Regardless of the vendor’s processes or reassurances, destroy as much as possible before transferring the equipment. Keep in mind, the liability for any data that is not utterly destroyed, should it ever resurface, will remain with your company as the creator of the data.
Share the October Security Tip
We prepare reusable monthly security tips like this to help you make employees aware of common security threats and their role in avoiding threats and, as necessary, responding to any incident that may arise. Feel free to share this latest security tip with your colleagues. To be sure that you don’t miss next month’s tip, click here to join our email list.
Four Ways to Share this Tip
- Social Media: Share this article on social media.
- Email: Share this article with your colleagues.
- Print: Post this tip in your break room for employees to see.
- Newsletter: Download this full image to be included in your next internal employee newsletter. There is also a smaller image here that may fit better in your newsletter format.
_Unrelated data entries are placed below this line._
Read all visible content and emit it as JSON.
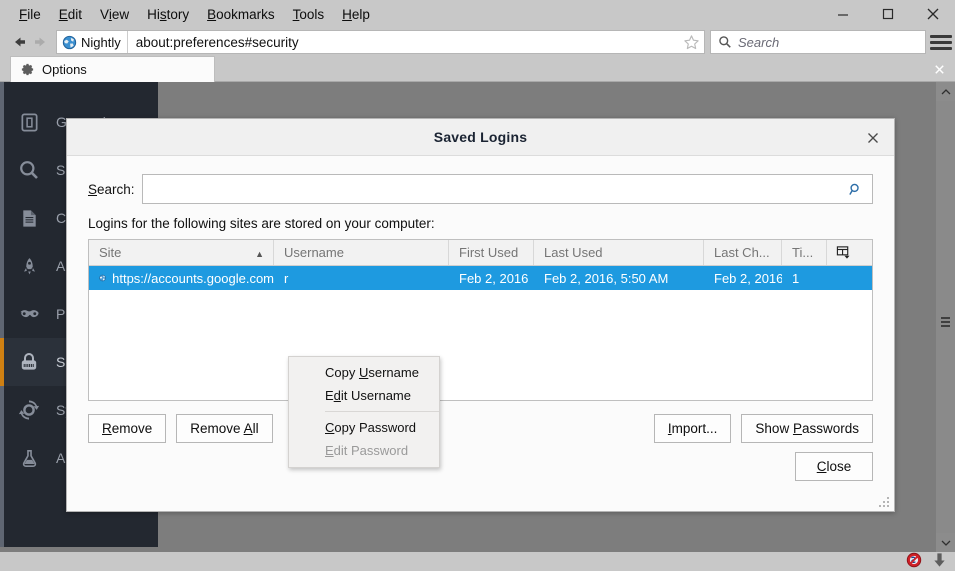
{
  "menubar": {
    "items": [
      {
        "pre": "",
        "key": "F",
        "post": "ile"
      },
      {
        "pre": "",
        "key": "E",
        "post": "dit"
      },
      {
        "pre": "V",
        "key": "i",
        "post": "ew"
      },
      {
        "pre": "Hi",
        "key": "s",
        "post": "tory"
      },
      {
        "pre": "",
        "key": "B",
        "post": "ookmarks"
      },
      {
        "pre": "",
        "key": "T",
        "post": "ools"
      },
      {
        "pre": "",
        "key": "H",
        "post": "elp"
      }
    ]
  },
  "window_controls": {
    "minimize": "minimize-icon",
    "maximize": "maximize-icon",
    "close": "close-icon"
  },
  "navbar": {
    "back": "back-arrow-icon",
    "forward": "forward-arrow-icon",
    "identity_label": "Nightly",
    "url": "about:preferences#security",
    "bookmark_star": "star-icon",
    "search_placeholder": "Search",
    "menu_button": "hamburger-menu-icon"
  },
  "tab": {
    "label": "Options",
    "icon": "gear-icon",
    "close": "close-icon"
  },
  "sidebar": {
    "items": [
      {
        "label": "General",
        "icon": "general-icon",
        "active": false
      },
      {
        "label": "Search",
        "icon": "search-icon",
        "active": false
      },
      {
        "label": "Content",
        "icon": "content-icon",
        "active": false
      },
      {
        "label": "Applications",
        "icon": "rocket-icon",
        "active": false
      },
      {
        "label": "Privacy",
        "icon": "mask-icon",
        "active": false
      },
      {
        "label": "Security",
        "icon": "lock-icon",
        "active": true
      },
      {
        "label": "Sync",
        "icon": "sync-icon",
        "active": false
      },
      {
        "label": "Advanced",
        "icon": "flask-icon",
        "active": false
      }
    ]
  },
  "dialog": {
    "title": "Saved Logins",
    "close_icon": "close-icon",
    "search": {
      "label_pre": "",
      "label_key": "S",
      "label_post": "earch:",
      "value": "",
      "placeholder": "",
      "icon": "magnifier-icon"
    },
    "hint": "Logins for the following sites are stored on your computer:",
    "table": {
      "columns": [
        {
          "label": "Site",
          "sorted": "asc",
          "sort_icon": "sort-ascending-icon"
        },
        {
          "label": "Username",
          "sorted": ""
        },
        {
          "label": "First Used",
          "sorted": ""
        },
        {
          "label": "Last Used",
          "sorted": ""
        },
        {
          "label": "Last Ch...",
          "sorted": ""
        },
        {
          "label": "Ti...",
          "sorted": ""
        }
      ],
      "column_picker_icon": "column-picker-icon",
      "rows": [
        {
          "favicon": "globe-icon",
          "site": "https://accounts.google.com",
          "username": "r",
          "first_used": "Feb 2, 2016",
          "last_used": "Feb 2, 2016, 5:50 AM",
          "last_changed": "Feb 2, 2016",
          "times_used": "1",
          "selected": true
        }
      ]
    },
    "buttons": {
      "remove": {
        "pre": "",
        "key": "R",
        "post": "emove"
      },
      "remove_all": {
        "pre": "Remove ",
        "key": "A",
        "post": "ll"
      },
      "import": {
        "pre": "",
        "key": "I",
        "post": "mport..."
      },
      "show_passwords": {
        "pre": "Show ",
        "key": "P",
        "post": "asswords"
      },
      "close": {
        "pre": "",
        "key": "C",
        "post": "lose"
      }
    },
    "resize_grip": "resize-grip-icon"
  },
  "context_menu": {
    "items": [
      {
        "pre": "Copy ",
        "key": "U",
        "post": "sername",
        "disabled": false,
        "separator_after": false
      },
      {
        "pre": "E",
        "key": "d",
        "post": "it Username",
        "disabled": false,
        "separator_after": true
      },
      {
        "pre": "",
        "key": "C",
        "post": "opy Password",
        "disabled": false,
        "separator_after": false
      },
      {
        "pre": "",
        "key": "E",
        "post": "dit Password",
        "disabled": true,
        "separator_after": false
      }
    ]
  },
  "statusbar": {
    "blocked_icon": "no-entry-icon",
    "download_icon": "download-arrow-icon"
  },
  "scrollbar": {
    "up": "scroll-up-arrow-icon",
    "down": "scroll-down-arrow-icon",
    "grip": "scrollbar-grip-icon"
  },
  "colors": {
    "chrome_bg": "#c8c8c8",
    "page_bg": "#7d7d7d",
    "sidebar_bg": "#232830",
    "accent_selected_row": "#1e9ae0",
    "active_indicator": "#cf8012",
    "dialog_bg": "#fbfbfb"
  }
}
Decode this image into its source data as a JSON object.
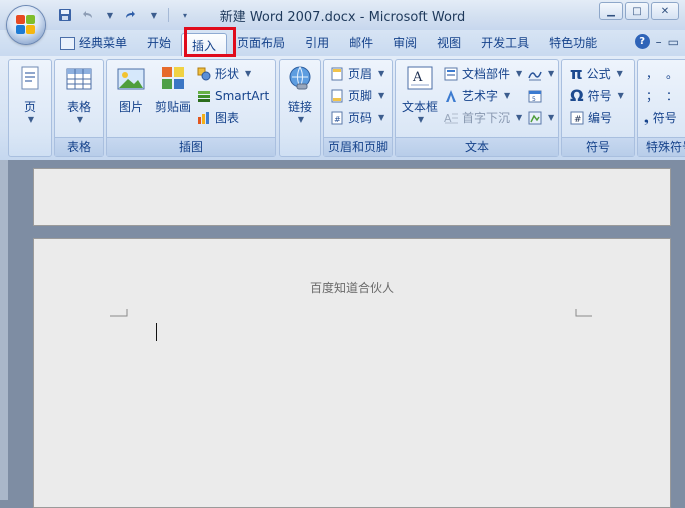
{
  "window": {
    "title": "新建 Word 2007.docx - Microsoft Word",
    "controls": [
      "minimize",
      "maximize",
      "close"
    ]
  },
  "quick_access": {
    "icons": [
      "save-icon",
      "undo-icon",
      "redo-icon",
      "customize-icon"
    ]
  },
  "tabs": [
    {
      "label": "经典菜单",
      "active": false
    },
    {
      "label": "开始",
      "active": false
    },
    {
      "label": "插入",
      "active": true
    },
    {
      "label": "页面布局",
      "active": false
    },
    {
      "label": "引用",
      "active": false
    },
    {
      "label": "邮件",
      "active": false
    },
    {
      "label": "审阅",
      "active": false
    },
    {
      "label": "视图",
      "active": false
    },
    {
      "label": "开发工具",
      "active": false
    },
    {
      "label": "特色功能",
      "active": false
    }
  ],
  "ribbon": {
    "pages": {
      "label": "页",
      "group": ""
    },
    "tables": {
      "button": "表格",
      "group": "表格"
    },
    "illustrations": {
      "group": "插图",
      "picture": "图片",
      "clipart": "剪贴画",
      "shapes": "形状",
      "smartart": "SmartArt",
      "chart": "图表"
    },
    "links": {
      "button": "链接",
      "group": ""
    },
    "header_footer": {
      "group": "页眉和页脚",
      "header": "页眉",
      "footer": "页脚",
      "page_number": "页码"
    },
    "text": {
      "group": "文本",
      "textbox": "文本框",
      "quickparts": "文档部件",
      "wordart": "艺术字",
      "dropcap": "首字下沉"
    },
    "symbols": {
      "group": "符号",
      "equation": "公式",
      "symbol": "符号",
      "numbering": "编号"
    },
    "special_symbols": {
      "group": "特殊符号",
      "symbol": "符号",
      "chars": [
        "，",
        "。",
        "；",
        "："
      ]
    }
  },
  "document": {
    "watermark_text": "百度知道合伙人"
  },
  "colors": {
    "highlight": "#e00b1c",
    "ribbon_text": "#15428b"
  }
}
We only ask that you use the images intact and unaltered. Thank you.
Keep in mind that if you shred a hard drive, the data is destroyed. If you take a hammer to a hard drive, the data is not destroyed – you may still run the risk that the data can later be recovered.
With policies in place within your company to effectively destroy sensitive data on equipment you are no longer using, you will ensure that data cannot be resurrected in the future and lead to a data breach. It is critical that your employees understand the risks and do their part to ensure retired or unused equipment is handled properly.